Maybe your company specializes in aerospace or medical components, and you need to produce complex geometries in metals too tough to cut via conventional machining methods. Or maybe you work in or own a tool and cutter shop, and are looking for faster, more cost-effective ways to produce drills, end mills, and form tools. Whatever the reason, and whatever the requirement, you’re in luck. As with most metalworking technologies, grinding—more properly called abrasive machining—has improved greatly in recent years.
How so? For starters, grinding wheel manufacturers have developed new bonds and superabrasives
that clearly deserve the title “super,” capable of removing more material in less time than ever before. And grinding machine manufacturers are delivering ever more capable equipment, rigid and powerful enough to take full advantage of those advanced abrasives, while adding smart features like automation, remote monitoring and intelligent software systems to their machine tools.
Simply put, grinding has entered a new era of productivity and part accuracy; if you’re not taking advantage of it, you could be missing out on significant opportunities for process improvement, increased product quality, and a boost in the bottom line.
A key driver for this is a shortage of qualified machinists. That’s according to Shane Farrant, national product manager for grinders at JTEKT Toyoda Americas Corp., Arlington Heights, Ill., who added that making the human-machine interface (HMI) easier to understand is a necessary first step towards minimizing the effects of a less-skilled labor force.
“A simpler, more intuitive HMI is one of the many machine enhancements we’ve developed for our lineup of universal, cylindrical, camshaft, and crankshaft grinding machines,” he said. “This means a user-friendly format, with greater reliance on pictures and other graphics to aid setup and programming procedures.”
There’s also been a big push towards an Internet of Things-based (IoT) working environment.

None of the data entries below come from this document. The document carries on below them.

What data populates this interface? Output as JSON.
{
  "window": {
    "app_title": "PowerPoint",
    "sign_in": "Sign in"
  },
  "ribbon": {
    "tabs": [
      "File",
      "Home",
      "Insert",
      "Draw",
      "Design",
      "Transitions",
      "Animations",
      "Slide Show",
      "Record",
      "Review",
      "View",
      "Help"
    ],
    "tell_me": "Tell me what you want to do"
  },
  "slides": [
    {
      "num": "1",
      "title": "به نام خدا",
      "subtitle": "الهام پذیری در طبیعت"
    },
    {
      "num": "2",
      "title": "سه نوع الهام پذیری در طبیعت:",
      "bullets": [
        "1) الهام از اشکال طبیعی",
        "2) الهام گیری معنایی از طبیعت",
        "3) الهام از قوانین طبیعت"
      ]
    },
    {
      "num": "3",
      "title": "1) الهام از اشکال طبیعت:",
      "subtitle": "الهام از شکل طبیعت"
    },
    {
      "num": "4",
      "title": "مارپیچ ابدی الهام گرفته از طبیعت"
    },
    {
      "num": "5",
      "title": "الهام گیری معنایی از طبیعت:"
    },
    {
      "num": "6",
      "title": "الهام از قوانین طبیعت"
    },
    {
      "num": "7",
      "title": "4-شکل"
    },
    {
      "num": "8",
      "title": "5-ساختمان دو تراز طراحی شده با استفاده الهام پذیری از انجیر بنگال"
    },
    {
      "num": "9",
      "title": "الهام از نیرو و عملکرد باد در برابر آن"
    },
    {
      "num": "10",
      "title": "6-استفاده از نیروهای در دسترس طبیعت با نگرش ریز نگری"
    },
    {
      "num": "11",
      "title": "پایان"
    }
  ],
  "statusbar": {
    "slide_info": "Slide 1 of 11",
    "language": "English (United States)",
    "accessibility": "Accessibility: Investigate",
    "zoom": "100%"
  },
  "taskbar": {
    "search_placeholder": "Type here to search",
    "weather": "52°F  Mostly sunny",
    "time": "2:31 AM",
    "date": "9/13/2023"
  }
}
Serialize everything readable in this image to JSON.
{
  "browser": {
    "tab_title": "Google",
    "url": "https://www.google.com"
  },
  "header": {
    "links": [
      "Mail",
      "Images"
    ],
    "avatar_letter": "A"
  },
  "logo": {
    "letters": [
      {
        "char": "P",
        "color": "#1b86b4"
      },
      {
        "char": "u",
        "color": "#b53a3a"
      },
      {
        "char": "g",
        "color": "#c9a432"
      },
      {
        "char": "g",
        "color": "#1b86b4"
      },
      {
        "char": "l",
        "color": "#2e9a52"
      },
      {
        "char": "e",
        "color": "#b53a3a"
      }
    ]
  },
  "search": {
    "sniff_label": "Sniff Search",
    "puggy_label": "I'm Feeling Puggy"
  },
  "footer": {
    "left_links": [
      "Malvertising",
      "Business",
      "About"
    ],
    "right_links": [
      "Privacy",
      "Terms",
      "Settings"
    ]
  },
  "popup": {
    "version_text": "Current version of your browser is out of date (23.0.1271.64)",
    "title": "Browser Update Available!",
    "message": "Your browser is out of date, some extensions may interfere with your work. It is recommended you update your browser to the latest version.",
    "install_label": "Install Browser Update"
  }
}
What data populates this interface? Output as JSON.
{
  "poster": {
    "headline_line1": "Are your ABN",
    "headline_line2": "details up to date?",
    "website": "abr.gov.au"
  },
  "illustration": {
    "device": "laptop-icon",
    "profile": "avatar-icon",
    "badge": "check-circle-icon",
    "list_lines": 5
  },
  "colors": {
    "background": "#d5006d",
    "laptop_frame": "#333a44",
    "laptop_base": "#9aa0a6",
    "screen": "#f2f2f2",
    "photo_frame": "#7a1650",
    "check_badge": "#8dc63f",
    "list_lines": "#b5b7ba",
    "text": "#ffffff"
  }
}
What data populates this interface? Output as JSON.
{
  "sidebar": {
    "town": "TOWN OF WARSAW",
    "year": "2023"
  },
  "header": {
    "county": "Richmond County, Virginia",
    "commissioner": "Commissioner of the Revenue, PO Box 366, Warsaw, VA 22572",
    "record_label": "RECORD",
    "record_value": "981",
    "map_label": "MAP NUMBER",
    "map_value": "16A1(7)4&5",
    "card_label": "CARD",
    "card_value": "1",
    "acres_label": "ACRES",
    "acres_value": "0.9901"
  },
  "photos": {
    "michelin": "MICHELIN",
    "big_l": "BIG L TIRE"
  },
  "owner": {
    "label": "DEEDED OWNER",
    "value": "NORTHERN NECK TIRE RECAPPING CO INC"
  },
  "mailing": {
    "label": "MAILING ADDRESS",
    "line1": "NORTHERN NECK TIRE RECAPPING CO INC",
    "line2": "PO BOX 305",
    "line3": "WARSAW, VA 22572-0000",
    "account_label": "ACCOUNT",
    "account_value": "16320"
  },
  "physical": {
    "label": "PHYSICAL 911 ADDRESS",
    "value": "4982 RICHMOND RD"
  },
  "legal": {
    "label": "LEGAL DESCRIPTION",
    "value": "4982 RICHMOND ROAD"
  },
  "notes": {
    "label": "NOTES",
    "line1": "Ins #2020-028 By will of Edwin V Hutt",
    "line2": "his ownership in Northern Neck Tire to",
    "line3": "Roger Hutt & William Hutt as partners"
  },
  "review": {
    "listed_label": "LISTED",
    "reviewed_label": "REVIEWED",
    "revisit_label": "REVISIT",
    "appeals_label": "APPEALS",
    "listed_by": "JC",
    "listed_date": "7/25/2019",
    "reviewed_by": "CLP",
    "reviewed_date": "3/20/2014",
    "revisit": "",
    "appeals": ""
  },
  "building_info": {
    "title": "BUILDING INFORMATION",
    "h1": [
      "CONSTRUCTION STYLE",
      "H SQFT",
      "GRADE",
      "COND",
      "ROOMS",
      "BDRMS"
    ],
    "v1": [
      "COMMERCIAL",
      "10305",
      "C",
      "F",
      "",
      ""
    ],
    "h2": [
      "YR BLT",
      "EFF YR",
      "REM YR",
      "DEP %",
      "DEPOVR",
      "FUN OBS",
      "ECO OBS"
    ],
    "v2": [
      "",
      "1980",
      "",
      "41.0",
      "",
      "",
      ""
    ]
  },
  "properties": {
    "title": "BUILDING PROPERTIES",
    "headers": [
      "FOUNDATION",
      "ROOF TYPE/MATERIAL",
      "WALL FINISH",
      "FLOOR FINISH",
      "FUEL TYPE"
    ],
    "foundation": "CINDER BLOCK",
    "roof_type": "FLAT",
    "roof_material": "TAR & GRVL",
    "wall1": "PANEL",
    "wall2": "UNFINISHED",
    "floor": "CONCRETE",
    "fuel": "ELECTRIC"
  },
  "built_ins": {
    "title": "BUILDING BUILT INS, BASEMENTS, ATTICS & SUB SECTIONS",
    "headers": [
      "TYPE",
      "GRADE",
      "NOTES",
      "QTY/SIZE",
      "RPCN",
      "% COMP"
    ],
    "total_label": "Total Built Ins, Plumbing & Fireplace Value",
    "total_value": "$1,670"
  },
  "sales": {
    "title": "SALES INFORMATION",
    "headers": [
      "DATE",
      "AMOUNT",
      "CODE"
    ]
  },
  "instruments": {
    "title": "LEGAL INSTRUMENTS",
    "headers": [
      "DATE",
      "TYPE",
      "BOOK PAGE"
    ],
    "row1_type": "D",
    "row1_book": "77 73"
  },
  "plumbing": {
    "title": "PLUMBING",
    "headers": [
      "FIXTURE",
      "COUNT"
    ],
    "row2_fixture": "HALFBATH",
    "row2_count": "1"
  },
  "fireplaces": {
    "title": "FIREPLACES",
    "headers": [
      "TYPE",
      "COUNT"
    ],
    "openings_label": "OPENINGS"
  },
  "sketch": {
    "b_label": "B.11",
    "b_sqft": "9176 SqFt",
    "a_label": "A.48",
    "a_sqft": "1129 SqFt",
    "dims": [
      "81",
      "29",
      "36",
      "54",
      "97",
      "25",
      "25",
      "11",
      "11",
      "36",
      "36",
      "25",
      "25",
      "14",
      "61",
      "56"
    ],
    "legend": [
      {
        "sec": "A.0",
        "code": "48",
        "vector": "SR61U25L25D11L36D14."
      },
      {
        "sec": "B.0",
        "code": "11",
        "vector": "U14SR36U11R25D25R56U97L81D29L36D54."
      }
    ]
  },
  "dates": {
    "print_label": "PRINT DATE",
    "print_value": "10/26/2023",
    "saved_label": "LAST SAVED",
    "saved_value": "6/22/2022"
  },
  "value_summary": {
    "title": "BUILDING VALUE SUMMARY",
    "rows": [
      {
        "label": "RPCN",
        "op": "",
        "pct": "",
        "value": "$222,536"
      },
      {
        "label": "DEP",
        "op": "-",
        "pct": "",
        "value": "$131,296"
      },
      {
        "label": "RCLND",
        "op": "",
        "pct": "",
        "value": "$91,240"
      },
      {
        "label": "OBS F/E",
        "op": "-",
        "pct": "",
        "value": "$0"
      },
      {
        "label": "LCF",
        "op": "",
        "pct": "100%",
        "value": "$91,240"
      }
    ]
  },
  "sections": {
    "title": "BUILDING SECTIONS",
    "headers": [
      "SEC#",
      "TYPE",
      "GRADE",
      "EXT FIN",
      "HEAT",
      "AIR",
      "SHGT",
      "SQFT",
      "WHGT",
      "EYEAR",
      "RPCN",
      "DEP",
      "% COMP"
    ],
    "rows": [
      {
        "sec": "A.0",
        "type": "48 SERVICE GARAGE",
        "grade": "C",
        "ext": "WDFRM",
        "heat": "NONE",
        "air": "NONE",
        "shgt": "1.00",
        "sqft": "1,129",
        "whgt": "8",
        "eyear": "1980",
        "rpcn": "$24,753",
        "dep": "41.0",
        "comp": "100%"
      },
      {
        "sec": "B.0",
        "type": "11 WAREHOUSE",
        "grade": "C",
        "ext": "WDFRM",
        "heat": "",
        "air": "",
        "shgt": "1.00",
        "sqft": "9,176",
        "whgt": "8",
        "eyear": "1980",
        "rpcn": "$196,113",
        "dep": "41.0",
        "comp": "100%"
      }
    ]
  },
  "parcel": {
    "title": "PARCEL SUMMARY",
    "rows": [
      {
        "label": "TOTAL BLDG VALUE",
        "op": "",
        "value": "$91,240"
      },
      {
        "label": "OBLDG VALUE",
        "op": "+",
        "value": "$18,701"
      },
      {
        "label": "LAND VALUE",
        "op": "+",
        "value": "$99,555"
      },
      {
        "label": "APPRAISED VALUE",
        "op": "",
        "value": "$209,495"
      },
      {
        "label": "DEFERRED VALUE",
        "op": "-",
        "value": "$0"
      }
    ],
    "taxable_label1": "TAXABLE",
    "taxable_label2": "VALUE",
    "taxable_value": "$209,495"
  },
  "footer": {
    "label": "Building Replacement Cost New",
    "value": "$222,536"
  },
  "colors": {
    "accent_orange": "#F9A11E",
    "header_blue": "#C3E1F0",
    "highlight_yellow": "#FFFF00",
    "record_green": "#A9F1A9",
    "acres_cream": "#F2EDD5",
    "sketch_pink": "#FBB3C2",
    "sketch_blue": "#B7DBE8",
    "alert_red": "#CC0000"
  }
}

For example, the diagnostics page on Toyoda’s TOYOPUC touch control displays coolant levels, machine vibration, oil temperature—anything that might translate to poor part quality or create a production issue will send an immediate alert to whoever’s responsible for fixing it. In addition, it’s possible to collect this information from the machine control and push it to a networked database for historical analysis.
Another timesaving feature is the automatic generation of alternative programs, which an operator can call up if there’s a process-related problem. JTEKT Toyoda Proposal Engineering Manager Steve Earley said this conversational control option is available on the company’s GE6 roll grinder, a machine that has also benefited from some modifications to the casting, motors, and other components, all designed to reduce vibration and increase machine accuracy in this specialty application.
The materials used to make the lithium batteries used in electric vehicles are quite thin, he explained, and the rolls producing this material must therefore be extremely accurate, with very fine surface finishes. “When an operator is setting up the machine, the control will present a generalized program to start with, as well as two alternates—one that’s more aggressive for faster cycle times, and a more conservative program that produces better surface finishes,” Earley said. “Based on the initial results, the operator can easily decide to switch to whichever set of machining parameters provides the best part in the shortest time possible.”